• **WORK ITEM**: Search the data below for the string "icon". Extract every line that contains it.

*** Opening DATA PROVIDED ***

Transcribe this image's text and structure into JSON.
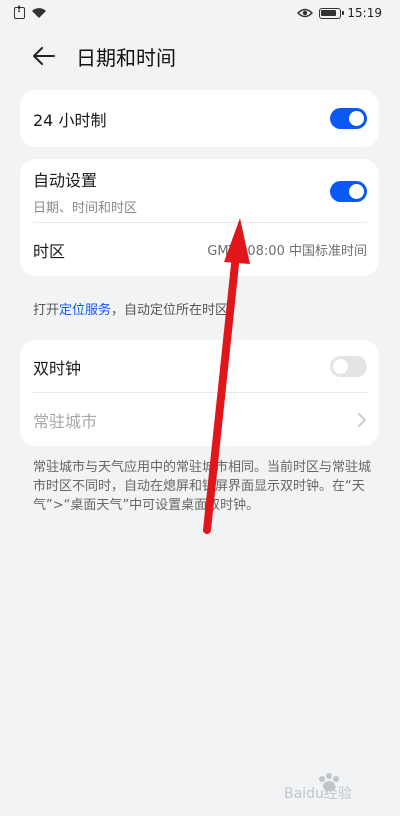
{
  "status": {
    "time": "15:19"
  },
  "header": {
    "title": "日期和时间"
  },
  "card24h": {
    "label": "24 小时制",
    "on": true
  },
  "cardAuto": {
    "label": "自动设置",
    "sub": "日期、时间和时区",
    "on": true,
    "timezone_label": "时区",
    "timezone_value": "GMT+08:00 中国标准时间"
  },
  "hint": {
    "prefix": "打开",
    "link": "定位服务",
    "suffix": "，自动定位所在时区"
  },
  "dualClock": {
    "label": "双时钟",
    "on": false,
    "city_label": "常驻城市"
  },
  "footnote": "常驻城市与天气应用中的常驻城市相同。当前时区与常驻城市时区不同时，自动在熄屏和锁屏界面显示双时钟。在“天气”>“桌面天气”中可设置桌面双时钟。",
  "watermark": {
    "text": "Baidu经验"
  },
  "colors": {
    "accent": "#0a59f7",
    "arrow": "#e0161b",
    "background": "#f1f3f5"
  }
}
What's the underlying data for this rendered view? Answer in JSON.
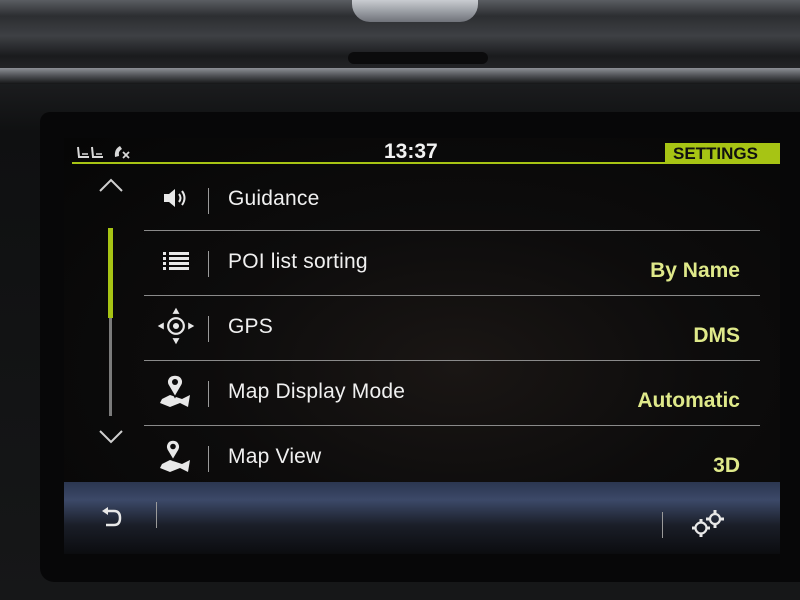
{
  "status": {
    "time": "13:37",
    "section": "SETTINGS"
  },
  "colors": {
    "accent": "#a7c414",
    "value_text": "#dfe98a"
  },
  "scroll": {
    "up_icon": "chevron-up-icon",
    "down_icon": "chevron-down-icon"
  },
  "settings": [
    {
      "icon": "speaker-icon",
      "label": "Guidance",
      "value": ""
    },
    {
      "icon": "list-icon",
      "label": "POI list sorting",
      "value": "By Name"
    },
    {
      "icon": "gps-crosshair-icon",
      "label": "GPS",
      "value": "DMS"
    },
    {
      "icon": "map-pin-icon",
      "label": "Map Display Mode",
      "value": "Automatic"
    },
    {
      "icon": "map-view-icon",
      "label": "Map View",
      "value": "3D"
    }
  ],
  "bottom": {
    "back_icon": "back-arrow-icon",
    "settings_icon": "gears-icon"
  }
}
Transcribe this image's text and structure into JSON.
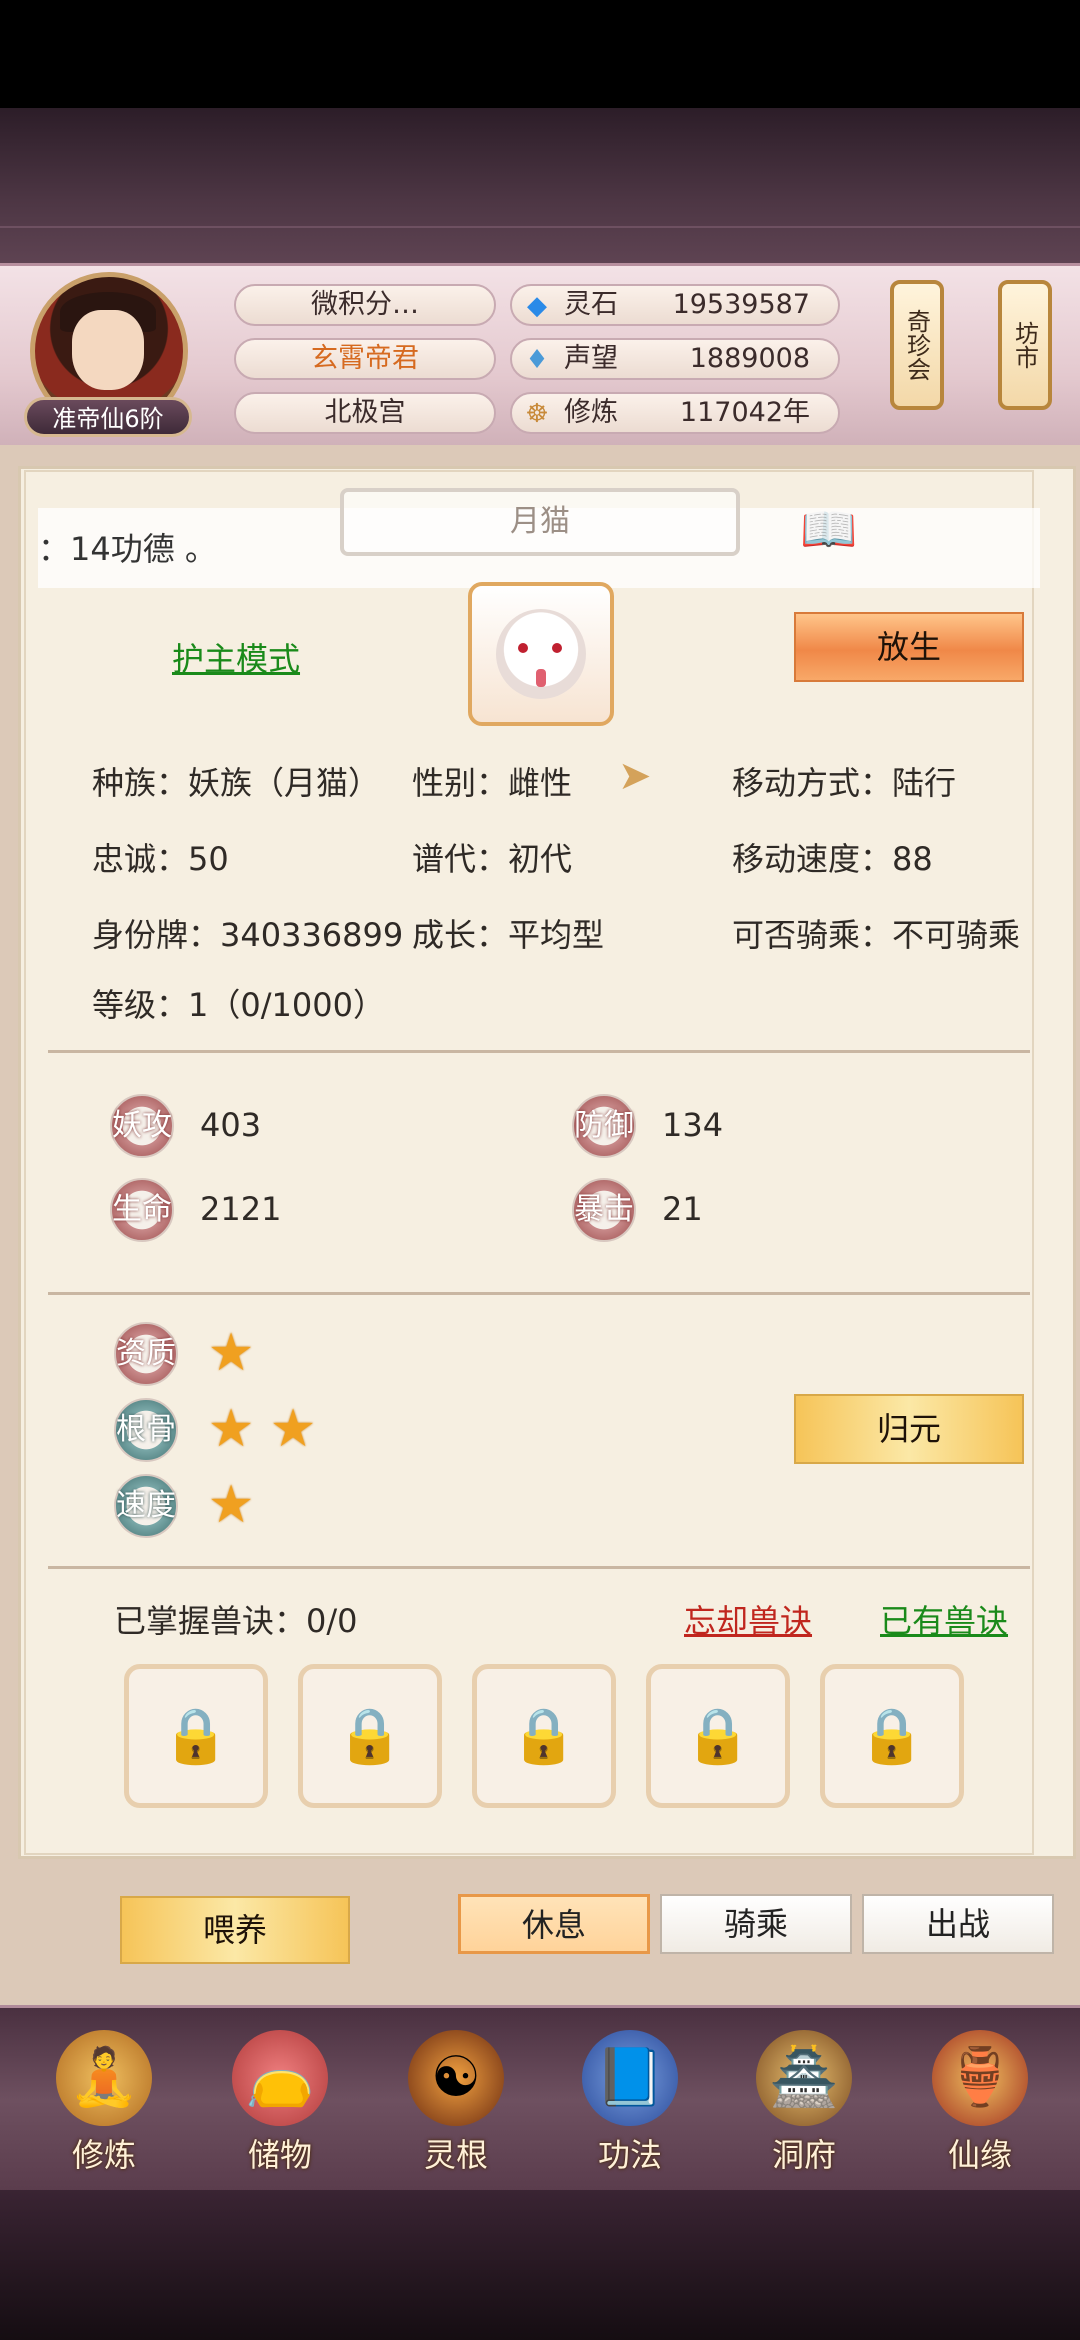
{
  "header": {
    "rank": "准帝仙6阶",
    "name_pills": [
      "微积分…",
      "玄霄帝君",
      "北极宫"
    ],
    "resources": [
      {
        "icon": "spirit-stone-icon",
        "label": "灵石",
        "value": "19539587"
      },
      {
        "icon": "reputation-icon",
        "label": "声望",
        "value": "1889008"
      },
      {
        "icon": "cultivation-icon",
        "label": "修炼",
        "value": "117042年"
      }
    ],
    "side_buttons": [
      "奇珍会",
      "坊市"
    ]
  },
  "panel": {
    "title": "月猫",
    "banner": "：14功德 。",
    "guard_mode": "护主模式",
    "release_button": "放生"
  },
  "attributes": {
    "race": "种族：妖族（月猫）",
    "gender": "性别：雌性",
    "move_mode": "移动方式：陆行",
    "loyalty": "忠诚：50",
    "lineage": "谱代：初代",
    "move_speed": "移动速度：88",
    "id_tag": "身份牌：340336899",
    "growth": "成长：平均型",
    "rideable": "可否骑乘：不可骑乘",
    "level": "等级：1（0/1000）"
  },
  "stats": [
    {
      "badge": "妖攻",
      "value": "403"
    },
    {
      "badge": "防御",
      "value": "134"
    },
    {
      "badge": "生命",
      "value": "2121"
    },
    {
      "badge": "暴击",
      "value": "21"
    }
  ],
  "qualities": [
    {
      "badge": "资质",
      "stars": 1
    },
    {
      "badge": "根骨",
      "stars": 2
    },
    {
      "badge": "速度",
      "stars": 1
    }
  ],
  "reset_button": "归元",
  "skills": {
    "mastered": "已掌握兽诀：0/0",
    "forget_link": "忘却兽诀",
    "owned_link": "已有兽诀"
  },
  "actions": {
    "feed": "喂养",
    "rest": "休息",
    "ride": "骑乘",
    "battle": "出战"
  },
  "nav": [
    "修炼",
    "储物",
    "灵根",
    "功法",
    "洞府",
    "仙缘"
  ],
  "colors": {
    "accent_orange": "#f08848",
    "link_green": "#1a8a1a",
    "link_red": "#c0261e"
  }
}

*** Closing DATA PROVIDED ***

• **SOLUTION FOR THIS PROBLEM**:
    "up_icon": "chevron-up-icon",
    "down_icon": "chevron-down-icon"
      "icon": "speaker-icon",
      "icon": "list-icon",
      "icon": "gps-crosshair-icon",
      "icon": "map-pin-icon",
      "icon": "map-view-icon",
    "back_icon": "back-arrow-icon",
    "settings_icon": "gears-icon"
        "icon": "spirit-stone-icon",
        "icon": "reputation-icon",
        "icon": "cultivation-icon",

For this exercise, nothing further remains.